Employee Highlight: Charnay Pickett

Read our Q&A with Hirons’ account manager Charnay Pickett.

Charnay Pickett
How did you become interested in design/advertising/PR/media/public affairs/marketing? How did you break into the industry and land your first job?

I first became interested in public relations after taking an Intro to Public Relations class in college. My first job in the industry was a communications internship with the City of Indianapolis. From there I entered an entry level role, and continued working in government communications, until I joined Hirons!

What characteristics do you need to be successful in the industry?

Flexibility is a really great skill to cultivate if wanting to join the PR field. A client can change their mind about something unexpectedly or a situation might arise that you weren’t anticipating, so being able to switch things up at a moment’s notice is always a plus.

Do you have any interesting hobbies/second jobs/bits of information that make you pop as an individual?

I like to work out, specifically at Orangetheory Fitness. I love everything about the classes and am always talking my friends into coming to class with me.

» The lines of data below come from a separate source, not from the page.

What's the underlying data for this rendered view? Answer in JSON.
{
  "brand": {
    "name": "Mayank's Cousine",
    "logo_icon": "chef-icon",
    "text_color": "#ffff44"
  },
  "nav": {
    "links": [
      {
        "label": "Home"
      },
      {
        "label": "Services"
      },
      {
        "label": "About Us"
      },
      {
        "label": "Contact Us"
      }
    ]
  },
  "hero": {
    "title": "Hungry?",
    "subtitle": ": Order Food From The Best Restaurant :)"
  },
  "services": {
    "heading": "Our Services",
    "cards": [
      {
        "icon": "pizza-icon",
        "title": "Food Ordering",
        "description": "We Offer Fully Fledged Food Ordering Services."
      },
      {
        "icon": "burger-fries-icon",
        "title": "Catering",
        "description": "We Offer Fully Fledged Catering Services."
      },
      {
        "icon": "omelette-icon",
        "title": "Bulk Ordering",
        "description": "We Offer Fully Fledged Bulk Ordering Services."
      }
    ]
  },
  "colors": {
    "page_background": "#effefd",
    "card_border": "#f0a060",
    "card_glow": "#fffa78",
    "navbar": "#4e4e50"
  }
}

I’m also very interested in politics. A high school teacher taught me the importance of voting and making my voice heard, and I’ve been interested in politics ever since.

When and where do you have your best ideas?

I come up with my best ideas when I’m working out! I try to zone out during cardio, and that seems to be when I’m able to think most freely.

Why is effective advertising/PR so important for the growth and success of organizations?

Effective PR is important because it’s potentially the first interaction someone may have with an organization or company. We’re telling a story and leaving an impression—making it a good one is always the goal.

What’s one important tip you would share with anyone looking to go into the agency world?

Don’t be afraid to ask questions. My greatest lessons were learned when I worked up the courage to speak up and ask the hard questions.